Posts Tagged: Midtronics

Midtronics sells Stationary Power Division to focus on automotive market

In order to focus on the global transportation market, battery management specialist Midtronics has sold its Stationary Power Division (SPD) to Franklin Electric. The SPD will be combined with Franklin Electric’s Electric Grid Solutions division and will provide the same contact information for product service and support. “The divestiture of the Stationary Power Division enables us… Read more »

Battery diagnostics company Midtronics expands Chinese facility
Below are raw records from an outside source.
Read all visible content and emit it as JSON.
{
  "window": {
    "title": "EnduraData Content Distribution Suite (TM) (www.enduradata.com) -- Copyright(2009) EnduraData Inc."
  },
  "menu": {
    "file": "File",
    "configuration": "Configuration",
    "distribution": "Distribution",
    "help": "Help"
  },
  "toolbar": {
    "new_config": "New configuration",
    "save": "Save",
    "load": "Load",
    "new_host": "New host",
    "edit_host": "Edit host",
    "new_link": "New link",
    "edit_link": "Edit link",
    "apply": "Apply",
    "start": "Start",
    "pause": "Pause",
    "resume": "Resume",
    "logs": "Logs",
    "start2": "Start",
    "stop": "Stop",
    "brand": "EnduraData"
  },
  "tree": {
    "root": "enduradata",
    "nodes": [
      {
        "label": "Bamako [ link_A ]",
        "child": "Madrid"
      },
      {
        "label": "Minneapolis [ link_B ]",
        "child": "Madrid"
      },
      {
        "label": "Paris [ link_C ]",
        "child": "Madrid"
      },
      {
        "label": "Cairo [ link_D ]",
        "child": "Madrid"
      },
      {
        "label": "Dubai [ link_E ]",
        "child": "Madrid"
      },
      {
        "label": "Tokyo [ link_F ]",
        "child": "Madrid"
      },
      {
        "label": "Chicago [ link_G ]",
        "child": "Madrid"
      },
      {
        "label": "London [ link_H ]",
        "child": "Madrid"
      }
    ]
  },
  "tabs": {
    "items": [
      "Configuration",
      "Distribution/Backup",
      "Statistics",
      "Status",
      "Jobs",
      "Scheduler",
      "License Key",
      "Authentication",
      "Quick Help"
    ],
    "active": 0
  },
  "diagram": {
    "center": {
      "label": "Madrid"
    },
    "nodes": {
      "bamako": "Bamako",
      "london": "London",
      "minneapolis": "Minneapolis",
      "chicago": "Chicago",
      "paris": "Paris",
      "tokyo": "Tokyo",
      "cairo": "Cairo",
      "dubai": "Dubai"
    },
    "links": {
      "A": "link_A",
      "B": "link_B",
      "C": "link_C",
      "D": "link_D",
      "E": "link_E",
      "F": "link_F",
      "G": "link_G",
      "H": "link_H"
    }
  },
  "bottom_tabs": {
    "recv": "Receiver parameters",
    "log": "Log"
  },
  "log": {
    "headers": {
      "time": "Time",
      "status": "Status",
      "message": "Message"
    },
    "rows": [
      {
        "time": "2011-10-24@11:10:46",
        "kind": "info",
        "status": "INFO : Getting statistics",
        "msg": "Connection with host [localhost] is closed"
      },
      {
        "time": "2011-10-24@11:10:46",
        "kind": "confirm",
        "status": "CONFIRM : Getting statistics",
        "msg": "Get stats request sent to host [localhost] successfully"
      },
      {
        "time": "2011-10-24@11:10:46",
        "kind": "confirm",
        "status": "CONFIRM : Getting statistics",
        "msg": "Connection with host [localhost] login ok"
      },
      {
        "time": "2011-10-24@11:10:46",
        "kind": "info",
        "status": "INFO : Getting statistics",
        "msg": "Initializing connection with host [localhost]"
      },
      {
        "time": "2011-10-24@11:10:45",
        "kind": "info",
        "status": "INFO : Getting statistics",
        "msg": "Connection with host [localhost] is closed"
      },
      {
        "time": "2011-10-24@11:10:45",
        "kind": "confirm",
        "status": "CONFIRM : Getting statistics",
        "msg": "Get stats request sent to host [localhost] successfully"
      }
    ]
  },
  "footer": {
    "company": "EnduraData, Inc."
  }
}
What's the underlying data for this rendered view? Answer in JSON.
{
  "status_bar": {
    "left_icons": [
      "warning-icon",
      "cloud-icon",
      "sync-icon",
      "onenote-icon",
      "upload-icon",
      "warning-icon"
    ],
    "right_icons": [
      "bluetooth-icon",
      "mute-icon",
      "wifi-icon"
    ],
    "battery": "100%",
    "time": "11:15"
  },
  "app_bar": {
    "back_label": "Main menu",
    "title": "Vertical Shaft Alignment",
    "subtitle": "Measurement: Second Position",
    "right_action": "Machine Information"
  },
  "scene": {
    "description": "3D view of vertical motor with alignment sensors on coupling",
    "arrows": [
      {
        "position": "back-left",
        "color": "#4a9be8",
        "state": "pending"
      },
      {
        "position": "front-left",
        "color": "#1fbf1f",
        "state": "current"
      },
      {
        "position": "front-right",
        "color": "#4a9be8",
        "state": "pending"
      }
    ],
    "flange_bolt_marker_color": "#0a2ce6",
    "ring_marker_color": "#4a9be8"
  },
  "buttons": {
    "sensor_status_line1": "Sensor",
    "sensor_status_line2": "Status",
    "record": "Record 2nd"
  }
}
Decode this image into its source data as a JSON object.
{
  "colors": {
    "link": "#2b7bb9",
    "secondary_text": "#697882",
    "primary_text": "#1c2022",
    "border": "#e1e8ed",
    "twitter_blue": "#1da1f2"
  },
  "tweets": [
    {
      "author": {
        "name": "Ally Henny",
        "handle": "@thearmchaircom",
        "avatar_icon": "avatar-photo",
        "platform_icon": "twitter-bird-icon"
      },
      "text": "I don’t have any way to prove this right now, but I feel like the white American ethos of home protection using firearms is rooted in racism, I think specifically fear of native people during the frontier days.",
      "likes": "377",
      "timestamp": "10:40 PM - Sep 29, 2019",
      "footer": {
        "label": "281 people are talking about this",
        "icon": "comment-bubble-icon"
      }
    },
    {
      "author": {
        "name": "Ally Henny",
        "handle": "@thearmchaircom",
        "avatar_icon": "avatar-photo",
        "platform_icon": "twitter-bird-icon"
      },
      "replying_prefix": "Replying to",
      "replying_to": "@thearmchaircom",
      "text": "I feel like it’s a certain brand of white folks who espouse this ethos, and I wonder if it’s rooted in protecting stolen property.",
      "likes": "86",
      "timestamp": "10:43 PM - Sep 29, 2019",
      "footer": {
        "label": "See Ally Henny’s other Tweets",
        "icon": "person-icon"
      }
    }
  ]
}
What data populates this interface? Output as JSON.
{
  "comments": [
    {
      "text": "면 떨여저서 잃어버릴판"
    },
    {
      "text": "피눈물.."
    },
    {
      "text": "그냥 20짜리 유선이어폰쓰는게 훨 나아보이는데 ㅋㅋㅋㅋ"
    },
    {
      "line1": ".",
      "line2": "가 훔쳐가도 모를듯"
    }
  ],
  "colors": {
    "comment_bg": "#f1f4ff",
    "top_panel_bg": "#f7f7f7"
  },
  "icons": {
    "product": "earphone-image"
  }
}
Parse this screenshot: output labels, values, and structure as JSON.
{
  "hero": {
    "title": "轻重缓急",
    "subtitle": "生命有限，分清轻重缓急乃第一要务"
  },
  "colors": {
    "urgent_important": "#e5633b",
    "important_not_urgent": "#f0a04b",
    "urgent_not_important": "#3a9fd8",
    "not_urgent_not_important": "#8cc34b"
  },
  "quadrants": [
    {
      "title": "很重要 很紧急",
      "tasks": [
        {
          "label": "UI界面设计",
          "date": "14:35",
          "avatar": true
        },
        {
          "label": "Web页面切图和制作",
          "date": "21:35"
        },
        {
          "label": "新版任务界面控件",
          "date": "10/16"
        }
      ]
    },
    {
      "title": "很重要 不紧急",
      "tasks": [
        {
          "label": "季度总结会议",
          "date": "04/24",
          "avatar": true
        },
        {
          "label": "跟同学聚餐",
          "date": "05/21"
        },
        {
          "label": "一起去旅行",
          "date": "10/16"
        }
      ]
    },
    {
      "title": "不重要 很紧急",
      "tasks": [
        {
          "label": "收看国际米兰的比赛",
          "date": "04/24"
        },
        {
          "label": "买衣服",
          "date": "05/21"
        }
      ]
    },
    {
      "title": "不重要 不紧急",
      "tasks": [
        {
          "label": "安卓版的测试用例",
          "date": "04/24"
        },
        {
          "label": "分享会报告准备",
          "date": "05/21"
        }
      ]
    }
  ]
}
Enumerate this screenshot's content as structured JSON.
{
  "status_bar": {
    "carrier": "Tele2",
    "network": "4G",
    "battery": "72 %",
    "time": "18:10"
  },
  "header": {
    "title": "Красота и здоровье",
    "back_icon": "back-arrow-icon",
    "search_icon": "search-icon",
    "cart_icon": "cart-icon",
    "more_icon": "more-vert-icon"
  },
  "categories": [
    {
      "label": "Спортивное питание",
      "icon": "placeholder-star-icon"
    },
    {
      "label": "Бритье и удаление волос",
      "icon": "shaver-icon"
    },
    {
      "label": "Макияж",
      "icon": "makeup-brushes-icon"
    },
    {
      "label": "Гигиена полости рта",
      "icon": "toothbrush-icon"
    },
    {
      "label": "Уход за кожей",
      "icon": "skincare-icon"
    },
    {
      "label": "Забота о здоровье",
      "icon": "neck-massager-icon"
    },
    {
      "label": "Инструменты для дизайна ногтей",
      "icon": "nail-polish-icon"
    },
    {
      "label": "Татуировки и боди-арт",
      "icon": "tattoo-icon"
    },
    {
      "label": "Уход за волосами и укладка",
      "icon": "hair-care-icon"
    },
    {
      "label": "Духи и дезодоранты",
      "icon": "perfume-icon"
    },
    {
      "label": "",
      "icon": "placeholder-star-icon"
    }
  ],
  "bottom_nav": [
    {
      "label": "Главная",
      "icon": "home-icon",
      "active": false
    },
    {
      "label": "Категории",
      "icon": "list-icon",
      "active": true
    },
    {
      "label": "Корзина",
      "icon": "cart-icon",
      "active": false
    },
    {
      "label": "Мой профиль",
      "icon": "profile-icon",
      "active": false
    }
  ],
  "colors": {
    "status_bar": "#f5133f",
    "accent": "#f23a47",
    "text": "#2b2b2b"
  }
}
It’s not just automakers who see China as the land of EV opportunity. Parts suppliers and service providers in the electromobility field are also greedily eyeing the Middle Kingdom. Midtronics, a global provider of battery testing and management products, established a Chinese division in Shenzhen in 2003, and has since built a customer base in… Read more »

Midtronics’ new DSS-7000 Battery Diagnostic Service System

Midtronics has released detailed information about its newest battery diagnostic platform. The DSS-7000 Battery Service Diagnostic System features full battery service management with VIN-driven testing and integration with the Midtronics Battery Management Information System (BMIS). Features include: Complete Battery Management – Enterprise-wide battery management reporting and analysis is enabled with database-driven testing, VIN-based vehicle service… Read more »

Midtronics introduces new battery service diagnostic system

Midtronics, Inc. has introduced the DSS-7000 Battery Service Diagnostic System, which features full battery service management and integration with the Midtronics Battery Management Information System (BMIS). “Today’s service environment demands a diagnostic solution that offers a combination of information, technology, and communication to support the vehicles of tomorrow,” said Executive VP Mike Troy. “As the… Read more »

New tools for new tech: servicing battery powered vehicles

News flash: EVs will suffer from manufacturing defects at approximately the same rate as their gas-fueled cousins. You can Six Sigma processes until you’re blue in the face, but machines designed and built by us mere mortals will always find a new way to break unexpectedly. So what happens when they do?  If the issue… Read more »